When the novel opens it’s the 1970s and Josh has arrived in London and meets the exotic Caroline in a student house. It’s a collision of opposites that works well, until Caroline’s father dies and her impossible mother arrives in England with a one-way ticket. As the novel moves through time, Caroline will do anything to gain her mother’s affection and approval, including the sacrifice of her own husband and child. Barbara Trapido makes the relationship with the monster mother totally convincing, both tragic and hilarious at the same time. Josh, who puts up with everything for the sake of peace and his beloved daughter Zoe, thinks wistfully of his first love Hattie, who left him for the more forceful, ‘rugger bugger’, Herman.

Meanwhile in Durban, there’s a growing distance between Hattie and her husband and the daughter who takes after her father.
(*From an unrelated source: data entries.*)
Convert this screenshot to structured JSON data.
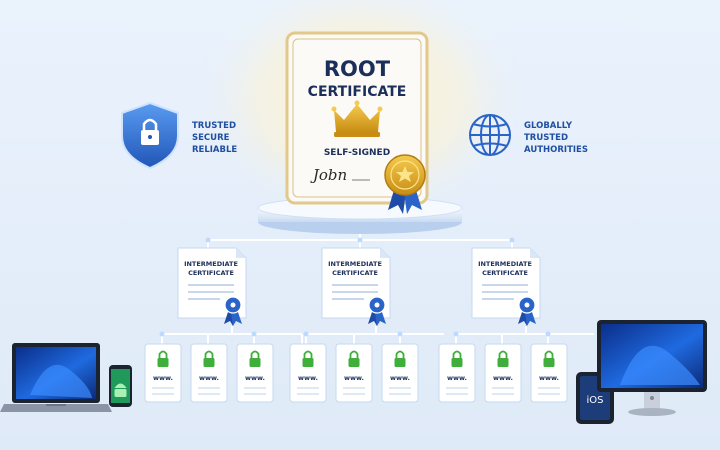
{
  "root_certificate": {
    "title_line1": "ROOT",
    "title_line2": "CERTIFICATE",
    "subtitle": "SELF-SIGNED",
    "signature": "Jobn"
  },
  "left_badge": {
    "icon": "shield-lock-icon",
    "lines": [
      "TRUSTED",
      "SECURE",
      "RELIABLE"
    ]
  },
  "right_badge": {
    "icon": "globe-icon",
    "lines": [
      "GLOBALLY",
      "TRUSTED",
      "AUTHORITIES"
    ]
  },
  "intermediates": [
    {
      "line1": "INTERMEDIATE",
      "line2": "CERTIFICATE"
    },
    {
      "line1": "INTERMEDIATE",
      "line2": "CERTIFICATE"
    },
    {
      "line1": "INTERMEDIATE",
      "line2": "CERTIFICATE"
    }
  ],
  "leaf_label": "www.",
  "devices": {
    "tablet_label": "iOS"
  },
  "colors": {
    "accent_blue": "#2a64c8",
    "gold": "#d9a21f",
    "lock_green": "#3fae3a",
    "background": "#e6f0fb"
  }
}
Both despise Hattie and her love of ballet, the books for girls she writes so well and her chintzy, old world taste in furnishings and decor. Hattie thinks nostalgically of Josh and the budding relationship that never got a chance to form.

Things begin to change with the arrival of Jack/Jacques/Giacomo, who rents the studio at the bottom of Hattie’s garden, and the arrangement of an international conference in dance and mime in Durban, to which both Josh and Hattie are invited.

A complex back-story is woven together with a skill that leaves you breathless and you arrive at the denouement at exactly the right moment with a gasp of astonishment. Nothing is as it seems. My favourite part of the story is the moment when Caroline finds her mother’s will and undergoes a complete change of character. I wanted to shout ‘Yes! Yes,Yes!’ And when she crushed the antique porcelain into the kitchen floor with a mallet I was with her all the way.

Alongside Rose Tremain’s Trespass, T.C. Boyle’s The Tortilla Curtain, Amy Sackville’s The Still Point and Andrea Levy’s The Long Song, this has to be among my top ten books for the past year. And it’s a good reminder to authors that getting an attention grabbing title for your book is essential. It’s the starting point for that very important relationship. First, catch your reader .........

Thursday, 13 January 2011

A.S. Byatt: The Children's Book

In the age of the three minute sound-bite and novels designed to be consumed at a gallop, A.S. Byatt’s work appears to come from another world where the word ‘literary’ was regarded as a complimentary adjective. The Children’s Book is a Victorian novel - it’s intelligent, full of description, philosophical discussion, and discursive authorial comment. Forget tightly constructed plots and narrative hooks.   The story-line is linear, sprawling through space and time.  It’s a fascinating read - but you have to give it your full attention.

Living at the turn of the last century, the Bohemian Wellwood family are the central subjects, with a large cast of children and adults. They are at the centre of the arts and crafts movement and, just as in Possession, the worlds of William Morris and Oscar Wilde are vividly brought to life.  The men are bankers and artists;  the women are dabbling in the suffragist movement,  fighting for the 'life of the mind'.  The matriarch, Olive Wellwood, is an author, writing fairy tales for children.

Byatt said that when she wrote the book she was interested in the idea that people who wrote for children were often not very good with their own. ‘I noticed that the children of the great writers for children often came to unhappy ends - even suicide - and this interested me dramatically. Kenneth Grahame's son, for whom The Wind in the Willows was ostensibly written, lay down on a railway line when he was at Oxford. Two of the Llewellyn-Davies boys, for whom Barrie wrote Peter Pan, ended in suicide.’

In the novel, each of Olive’s children has his or her own book - a special tale she keeps in a cupboard and adds to as they grow. But there are dark secrets concealed in fairytales - children who are other people’s children, stepmothers who are forced to wear red hot clogs and dance until they die, pretty young mermaids willing to be maimed and dumb for love. This is the world that the novel explores - the children’s real lives above the water and their darker reflection submerged beneath. Things are never what they seem and everything has consequences.

I really enjoyed the book, but it isn’t for everyone.